For centuries, historians promoted a cartoonish reductionism of American history in framing the significance of sites like this one around the centrality of a man in power while relegating everyone else into the roles of invisible postscripts.

We must thank the public historians who toiled in recent years at this Montgomery County-owned site for recognizing the discipline was shifting away from this myopic approach and making room for Jack’s story. Now, the farmstead is not just where Washington as VIP crashed at a wealthy landowner’s estate 15 miles west of Germantown and 10 miles from Valley Forge National Historical Park. Now you will also know about the Black man who was kept there, as property of another man, against his will.

The fact that Washington’s visit garnered so much attention is troublesome in other ways, too.

Washington paid two overnight visits to the Wentz in October 1777, before and after the Battle of Germantown. But when he became president later that century, Washington himself had enslaved people at his presidential home in Philadelphia along what today is Independence Mall. (The unearthing and discovery of those slave quarters were extensively documented in 2007 in The Inquirer and today constitute a solemn exhibit in the shadow of the Liberty Bell.)

» READ MORE: A slave's defiance: The story of rebellious Oney Judge is finally being told, along with those of other slaves who lived with George and Martha Washington in Philadelphia.

“For the longest time,” Wentz museum educator Virginia Kopacki told me, “it was about the week or so that George Washington stayed with the Wentz Family. That was a big reason why we were preserved.”
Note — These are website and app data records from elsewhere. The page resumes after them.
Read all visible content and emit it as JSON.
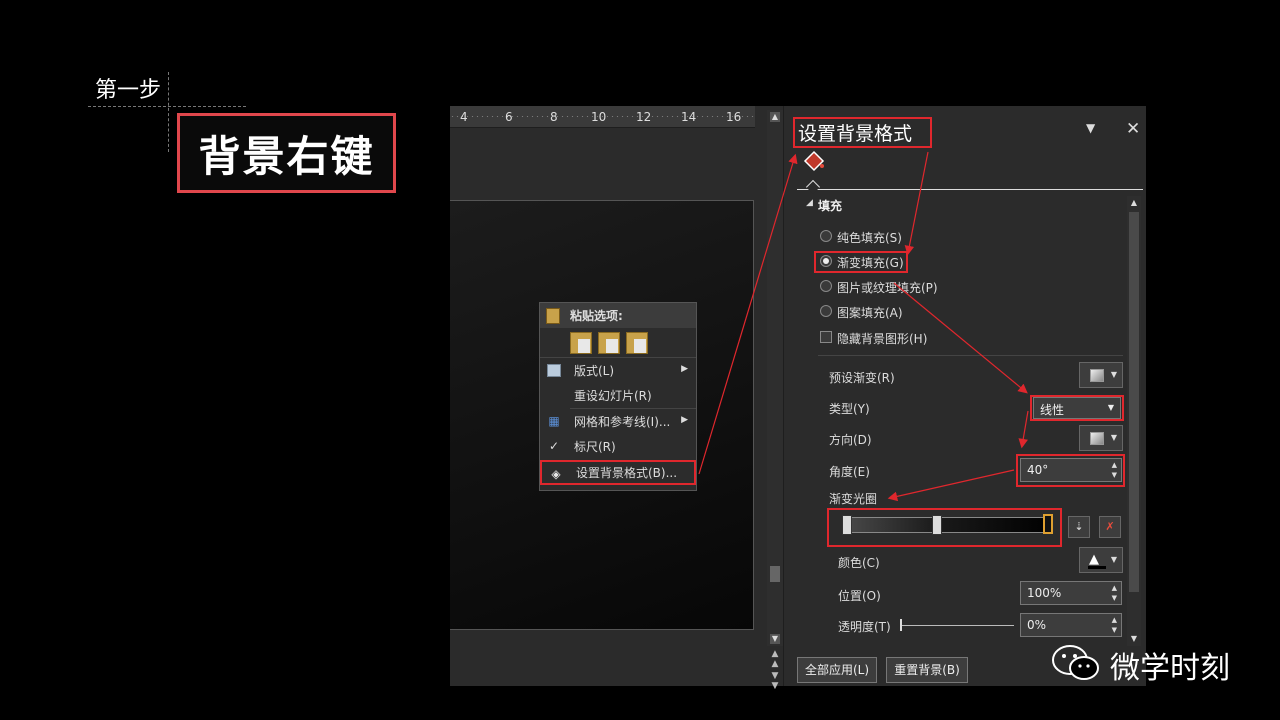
{
  "heading": {
    "step": "第一步",
    "title": "背景右键"
  },
  "ruler": {
    "ticks": [
      "4",
      "6",
      "8",
      "10",
      "12",
      "14",
      "16"
    ]
  },
  "context_menu": {
    "paste_header": "粘贴选项:",
    "items": [
      {
        "label": "版式(L)",
        "icon": "layout-icon",
        "submenu": true
      },
      {
        "label": "重设幻灯片(R)",
        "icon": "",
        "submenu": false
      },
      {
        "label": "网格和参考线(I)...",
        "icon": "grid-icon",
        "submenu": true
      },
      {
        "label": "标尺(R)",
        "icon": "check-icon",
        "submenu": false
      },
      {
        "label": "设置背景格式(B)...",
        "icon": "format-background-icon",
        "submenu": false
      }
    ]
  },
  "pane": {
    "title": "设置背景格式",
    "section_fill": "填充",
    "fill_options": {
      "solid": "纯色填充(S)",
      "gradient": "渐变填充(G)",
      "picture": "图片或纹理填充(P)",
      "pattern": "图案填充(A)"
    },
    "hide_bg_graphics": "隐藏背景图形(H)",
    "preset_gradient_label": "预设渐变(R)",
    "type_label": "类型(Y)",
    "type_value": "线性",
    "direction_label": "方向(D)",
    "angle_label": "角度(E)",
    "angle_value": "40°",
    "gradient_stops_label": "渐变光圈",
    "color_label": "颜色(C)",
    "position_label": "位置(O)",
    "position_value": "100%",
    "transparency_label": "透明度(T)",
    "transparency_value": "0%",
    "apply_all": "全部应用(L)",
    "reset_bg": "重置背景(B)"
  },
  "watermark": {
    "text": "微学时刻"
  },
  "colors": {
    "highlight": "#e0272d",
    "title_border": "#e0474c"
  }
}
And yet, Kopacki added, that celebrity drive-by (my words) “was such a small period of time in the long history of the house.”

Jack tried to escape in 1766 and again in 1769. Kopacki said it is not clear if he made it out for good. Their records are not comprehensive. But the fact that there were, in the Wentz archives for a number of years, documents on hand about at least one enslaved man there prompted staff to reconsider the long-standing story line behind the site.

Starting a few years ago, Kopacki and others at the Wentz compiled the 18th-century archives about Jack. They used the descriptions in the newspaper ads to commission replicas of the exact clothing Jack would have been wearing at the time. They mounted an exhibit and a conference about Jack.

Kopacki then turned her attention to the Park Service. In early 2019, she submitted an Underground Railroad application with supporting materials.

The Wentz site won the designation later that year, but county officials made the news public only a few days ago. That is, in part, because the Wentz site had only recently made its way onto the Park Service’s official national Underground Railroad online directory.

Kopacki and the farm’s historic site supervisor, historian Margaret Bleecker Blades, said they hope the designation generates more interest in visits to the site, which could then further amplify awareness of the story itself.

All of this would only help deepen our appreciation of the ravages of slavery in our nation’s history.

It’s not hard to believe that some people who have visited the Wentz to see the exhibit of Jack’s re-created clothes have refused to accept that he was enslaved. Site historians say this is sometimes the case.

Until, however, those people see the archived newspaper ads with their own eyes.

“It’s hard to argue with tax records,” Bleecker Blades said.

The great power of history is when it can educate and persuade — with facts.